Probate Estate Administration Law!
When a loved one passes away, his or her estate often goes through a court-managed program called “probate” or “estate administration.” This is where the Probate Court oversees the distribution of the assets in the deceased’s estate. The length of time needed to complete the probate process varies depending on the size and complexity of the estate as well as the state rules and schedule of the Probate Court overseeing the estate administration. If the decedent’s assets were owned through a well drafted and properly funded Living Trust (also called Revocable Trust), it is likely that probate will not be necessary. In that case, the estate would be administered by the successor trustee.
Every probate estate is unique, but most involve the following steps:
- Filing of a petition with the appropriate Probate Court
- Notice to heirs under the Will or statute, if no Will exists
- Petition to appoint a Personal Representative, if there is a Will
- Inventory and appraisal of estate assets, a list of all estate assets, account names, along with their value
- Payment of estate debt to rightful creditors
- Sale or distribution of estate assets
- Payment if estate taxes, if applicable
- Final distribution of assets to heirs
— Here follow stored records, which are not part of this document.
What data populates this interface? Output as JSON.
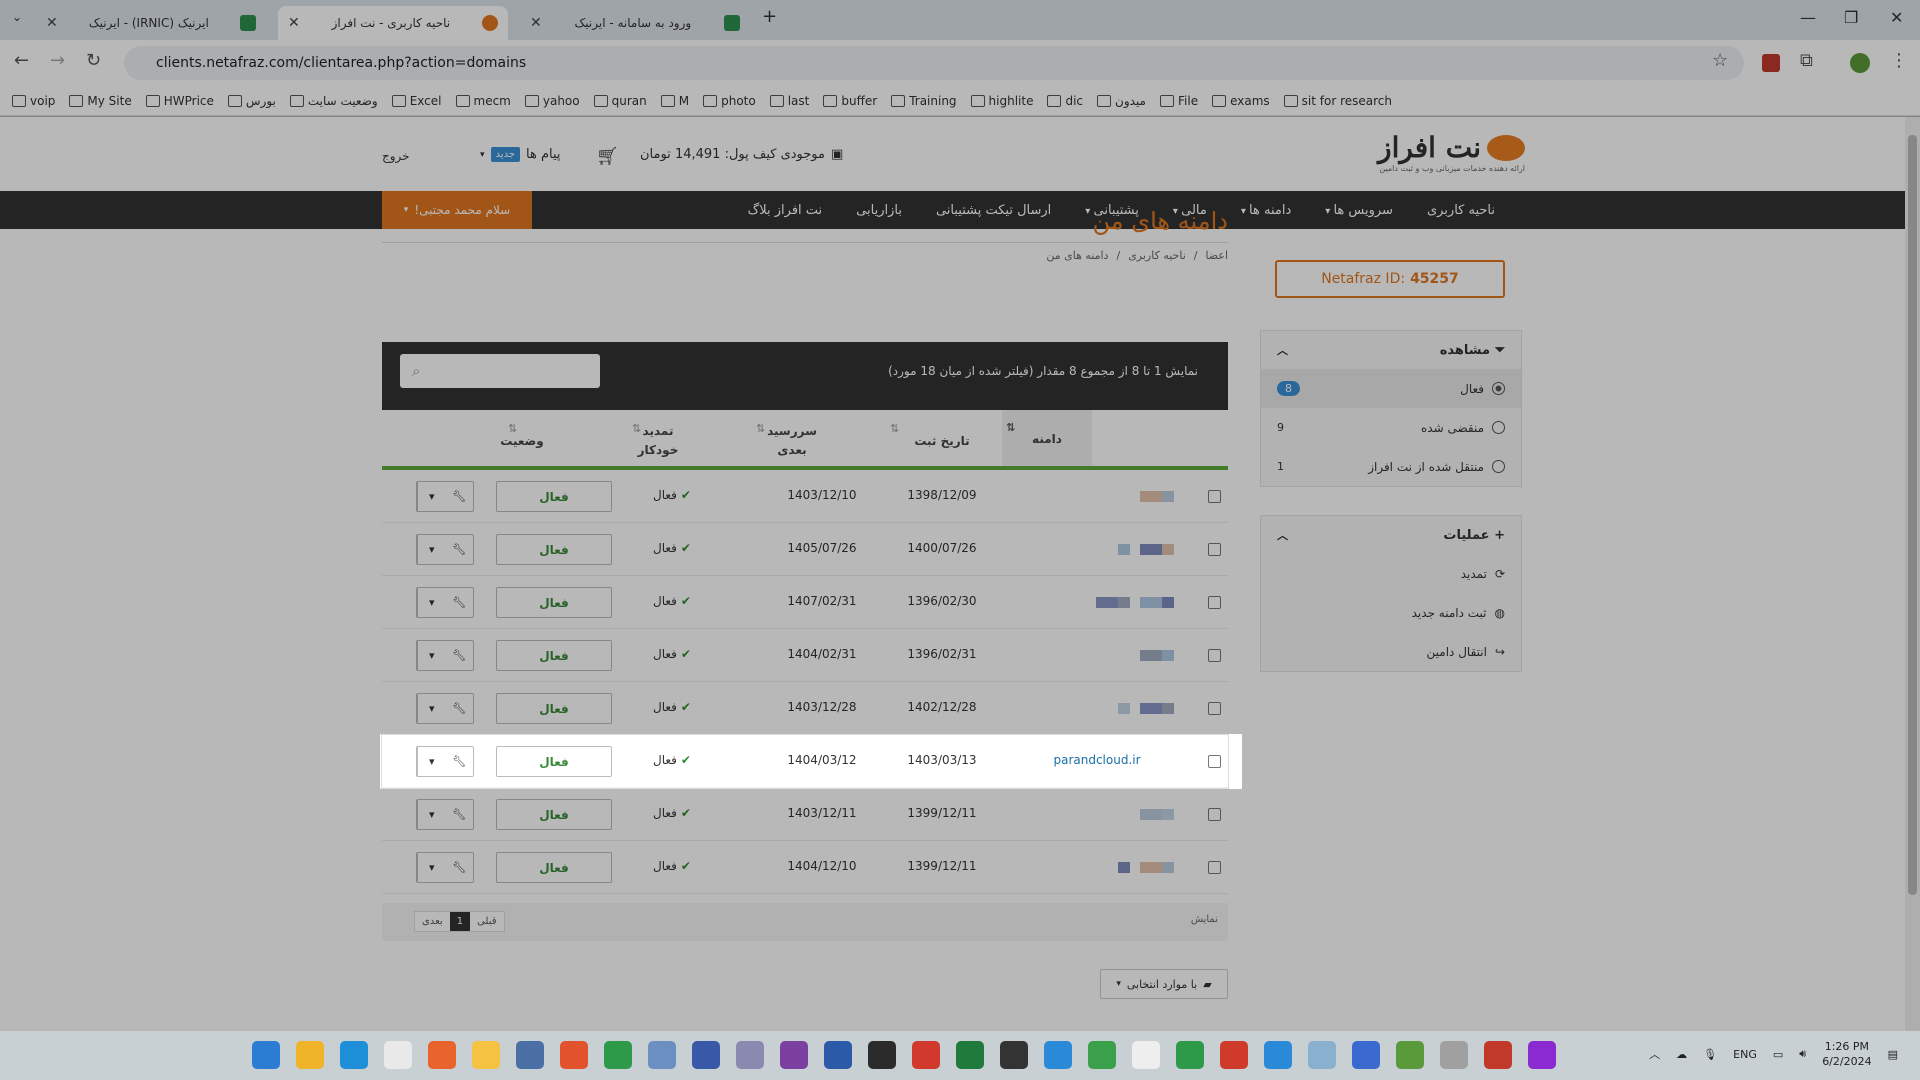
{
  "browser": {
    "tabs": [
      {
        "title": "ایرنیک (IRNIC) - ایرنیک",
        "active": false
      },
      {
        "title": "ناحیه کاربری - نت افراز",
        "active": true
      },
      {
        "title": "ورود به سامانه - ایرنیک",
        "active": false
      }
    ],
    "new_tab": "+",
    "url": "clients.netafraz.com/clientarea.php?action=domains",
    "bookmarks": [
      "voip",
      "My Site",
      "HWPrice",
      "بورس",
      "وضعیت سایت",
      "Excel",
      "mecm",
      "yahoo",
      "quran",
      "M",
      "photo",
      "last",
      "buffer",
      "Training",
      "highlite",
      "dic",
      "میدون",
      "File",
      "exams",
      "sit for research"
    ]
  },
  "header": {
    "brand": "نت افراز",
    "tagline": "ارائه دهنده خدمات میزبانی وب و ثبت دامین",
    "wallet": "موجودی کیف پول: 14,491 تومان",
    "messages": "پیام ها",
    "new_badge": "جدید",
    "logout": "خروج"
  },
  "nav": {
    "items": [
      {
        "label": "ناحیه کاربری",
        "dropdown": false
      },
      {
        "label": "سرویس ها",
        "dropdown": true
      },
      {
        "label": "دامنه ها",
        "dropdown": true
      },
      {
        "label": "مالی",
        "dropdown": true
      },
      {
        "label": "پشتیبانی",
        "dropdown": true
      },
      {
        "label": "ارسال تیکت پشتیبانی",
        "dropdown": false
      },
      {
        "label": "بازاریابی",
        "dropdown": false
      },
      {
        "label": "نت افراز بلاگ",
        "dropdown": false
      }
    ],
    "greeting": "سلام محمد مجتبی!"
  },
  "sidebar": {
    "netid_label": "Netafraz ID:",
    "netid_value": "45257",
    "view": {
      "title": "مشاهده",
      "items": [
        {
          "label": "فعال",
          "count": "8",
          "selected": true
        },
        {
          "label": "منقضی شده",
          "count": "9",
          "selected": false
        },
        {
          "label": "منتقل شده از نت افراز",
          "count": "1",
          "selected": false
        }
      ]
    },
    "actions": {
      "title": "عملیات",
      "items": [
        "تمدید",
        "ثبت دامنه جدید",
        "انتقال دامین"
      ]
    }
  },
  "main": {
    "title": "دامنه های من",
    "breadcrumb": [
      "اعضا",
      "ناحیه کاربری",
      "دامنه های من"
    ],
    "table_info": "نمایش 1 تا 8 از مجموع 8 مقدار (فیلتر شده از میان 18 مورد)",
    "columns": {
      "domain": "دامنه",
      "reg_date": "تاریخ ثبت",
      "next_due": "سررسید بعدی",
      "auto_renew": "تمدید خودکار",
      "status": "وضعیت"
    },
    "rows": [
      {
        "domain": "",
        "reg": "1398/12/09",
        "due": "1403/12/10",
        "auto": "فعال",
        "status": "فعال",
        "highlight": false
      },
      {
        "domain": "",
        "reg": "1400/07/26",
        "due": "1405/07/26",
        "auto": "فعال",
        "status": "فعال",
        "highlight": false
      },
      {
        "domain": "",
        "reg": "1396/02/30",
        "due": "1407/02/31",
        "auto": "فعال",
        "status": "فعال",
        "highlight": false
      },
      {
        "domain": "",
        "reg": "1396/02/31",
        "due": "1404/02/31",
        "auto": "فعال",
        "status": "فعال",
        "highlight": false
      },
      {
        "domain": "",
        "reg": "1402/12/28",
        "due": "1403/12/28",
        "auto": "فعال",
        "status": "فعال",
        "highlight": false
      },
      {
        "domain": "parandcloud.ir",
        "reg": "1403/03/13",
        "due": "1404/03/12",
        "auto": "فعال",
        "status": "فعال",
        "highlight": true
      },
      {
        "domain": "",
        "reg": "1399/12/11",
        "due": "1403/12/11",
        "auto": "فعال",
        "status": "فعال",
        "highlight": false
      },
      {
        "domain": "",
        "reg": "1399/12/11",
        "due": "1404/12/10",
        "auto": "فعال",
        "status": "فعال",
        "highlight": false
      }
    ],
    "pager": {
      "prev": "قبلی",
      "current": "1",
      "next": "بعدی"
    },
    "show_label": "نمایش",
    "bulk_label": "با موارد انتخابی"
  },
  "taskbar": {
    "lang": "ENG",
    "time": "1:26 PM",
    "date": "6/2/2024"
  },
  "colors": {
    "accent": "#e07820",
    "nav_bg": "#333333",
    "status_green": "#3a8a3a",
    "link": "#1a6fa6"
  }
}
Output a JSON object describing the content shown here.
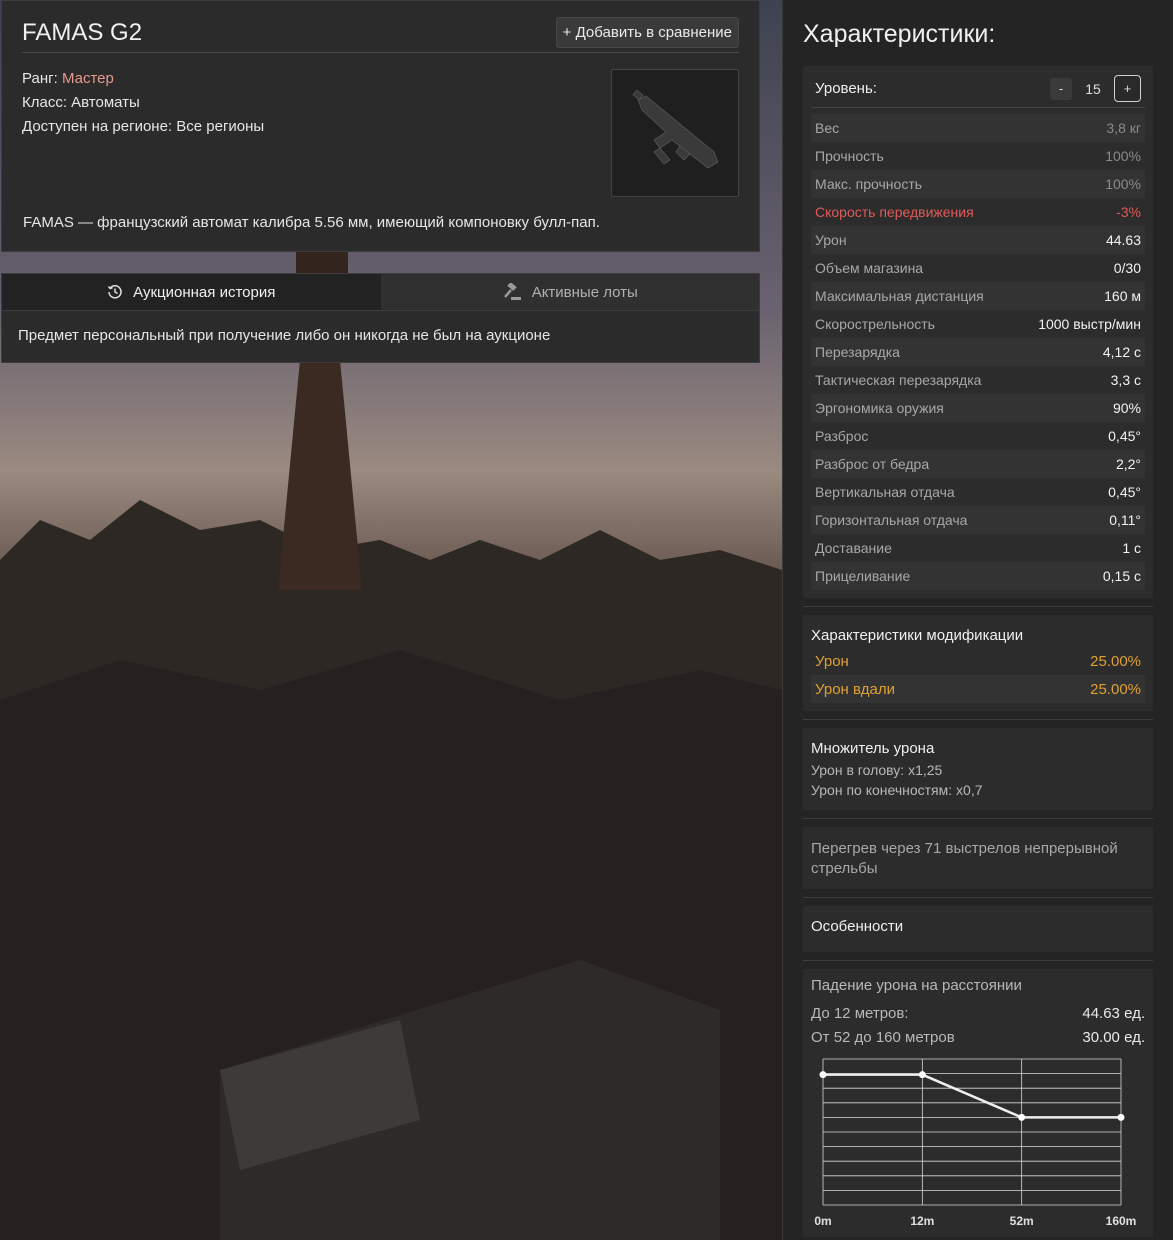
{
  "item": {
    "name": "FAMAS G2",
    "compare_label": "Добавить в сравнение",
    "rank_label": "Ранг:",
    "rank_value": "Мастер",
    "class_line": "Класс: Автоматы",
    "region_line": "Доступен на регионе: Все регионы",
    "description": "FAMAS — французский автомат калибра 5.56 мм, имеющий компоновку булл-пап.",
    "colors": {
      "rank": "#e39b8e"
    }
  },
  "auction": {
    "tabs": [
      {
        "label": "Аукционная история",
        "icon": "history-icon",
        "active": true
      },
      {
        "label": "Активные лоты",
        "icon": "gavel-icon",
        "active": false
      }
    ],
    "message": "Предмет персональный при получение либо он никогда не был на аукционе"
  },
  "stats": {
    "title": "Характеристики:",
    "level_label": "Уровень:",
    "level_value": "15",
    "minus": "-",
    "plus": "+",
    "rows": [
      {
        "name": "Вес",
        "value": "3,8 кг"
      },
      {
        "name": "Прочность",
        "value": "100%"
      },
      {
        "name": "Макс. прочность",
        "value": "100%"
      },
      {
        "name": "Скорость передвижения",
        "value": "-3%"
      },
      {
        "name": "Урон",
        "value": "44.63"
      },
      {
        "name": "Объем магазина",
        "value": "0/30"
      },
      {
        "name": "Максимальная дистанция",
        "value": "160 м"
      },
      {
        "name": "Скорострельность",
        "value": "1000 выстр/мин"
      },
      {
        "name": "Перезарядка",
        "value": "4,12 с"
      },
      {
        "name": "Тактическая перезарядка",
        "value": "3,3 с"
      },
      {
        "name": "Эргономика оружия",
        "value": "90%"
      },
      {
        "name": "Разброс",
        "value": "0,45°"
      },
      {
        "name": "Разброс от бедра",
        "value": "2,2°"
      },
      {
        "name": "Вертикальная отдача",
        "value": "0,45°"
      },
      {
        "name": "Горизонтальная отдача",
        "value": "0,11°"
      },
      {
        "name": "Доставание",
        "value": "1 с"
      },
      {
        "name": "Прицеливание",
        "value": "0,15 с"
      }
    ],
    "colors": {
      "negative": "#e05a5a",
      "modifier": "#e0a030"
    }
  },
  "mods": {
    "title": "Характеристики модификации",
    "rows": [
      {
        "name": "Урон",
        "value": "25.00%"
      },
      {
        "name": "Урон вдали",
        "value": "25.00%"
      }
    ]
  },
  "multiplier": {
    "title": "Множитель урона",
    "head": "Урон в голову: x1,25",
    "limbs": "Урон по конечностям: x0,7"
  },
  "overheat": "Перегрев через 71 выстрелов непрерывной стрельбы",
  "features": "Особенности",
  "falloff": {
    "title": "Падение урона на расстоянии",
    "near_label": "До 12 метров:",
    "near_value": "44.63 ед.",
    "far_label": "От 52 до 160 метров",
    "far_value": "30.00 ед."
  },
  "chart_data": {
    "type": "line",
    "categories": [
      "0m",
      "12m",
      "52m",
      "160m"
    ],
    "values": [
      44.63,
      44.63,
      30.0,
      30.0
    ],
    "ylim": [
      0,
      50
    ],
    "grid": true,
    "xlabel": "",
    "ylabel": ""
  }
}
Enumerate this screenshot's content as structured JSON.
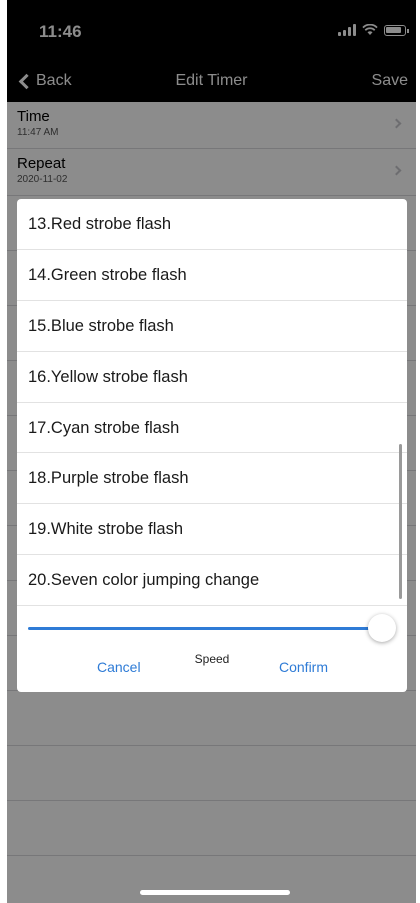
{
  "status_bar": {
    "time": "11:46",
    "icons": [
      "signal-icon",
      "wifi-icon",
      "battery-icon"
    ]
  },
  "nav": {
    "back_label": "Back",
    "title": "Edit Timer",
    "save_label": "Save"
  },
  "settings": [
    {
      "label": "Time",
      "value": "11:47 AM"
    },
    {
      "label": "Repeat",
      "value": "2020-11-02"
    }
  ],
  "modal": {
    "options": [
      "13.Red strobe flash",
      "14.Green strobe flash",
      "15.Blue strobe flash",
      "16.Yellow strobe flash",
      "17.Cyan strobe flash",
      "18.Purple strobe flash",
      "19.White strobe flash",
      "20.Seven color jumping change"
    ],
    "speed_value_fraction": 1.0,
    "speed_label": "Speed",
    "cancel_label": "Cancel",
    "confirm_label": "Confirm"
  },
  "colors": {
    "accent": "#2e7bd6",
    "nav_background": "#000000",
    "overlay": "rgba(0,0,0,0.45)"
  }
}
All papers submitted to the Court during the probate process are public record, including your Will, list of assets and asset values. This means anyone can request a copy of your Will and a list of what you own and where your assets are held. This can be avoided through various estate planning options. JKJ Associates, The Law Firm can assist you in avoiding probate in a manner that is less timely, expensive and is private.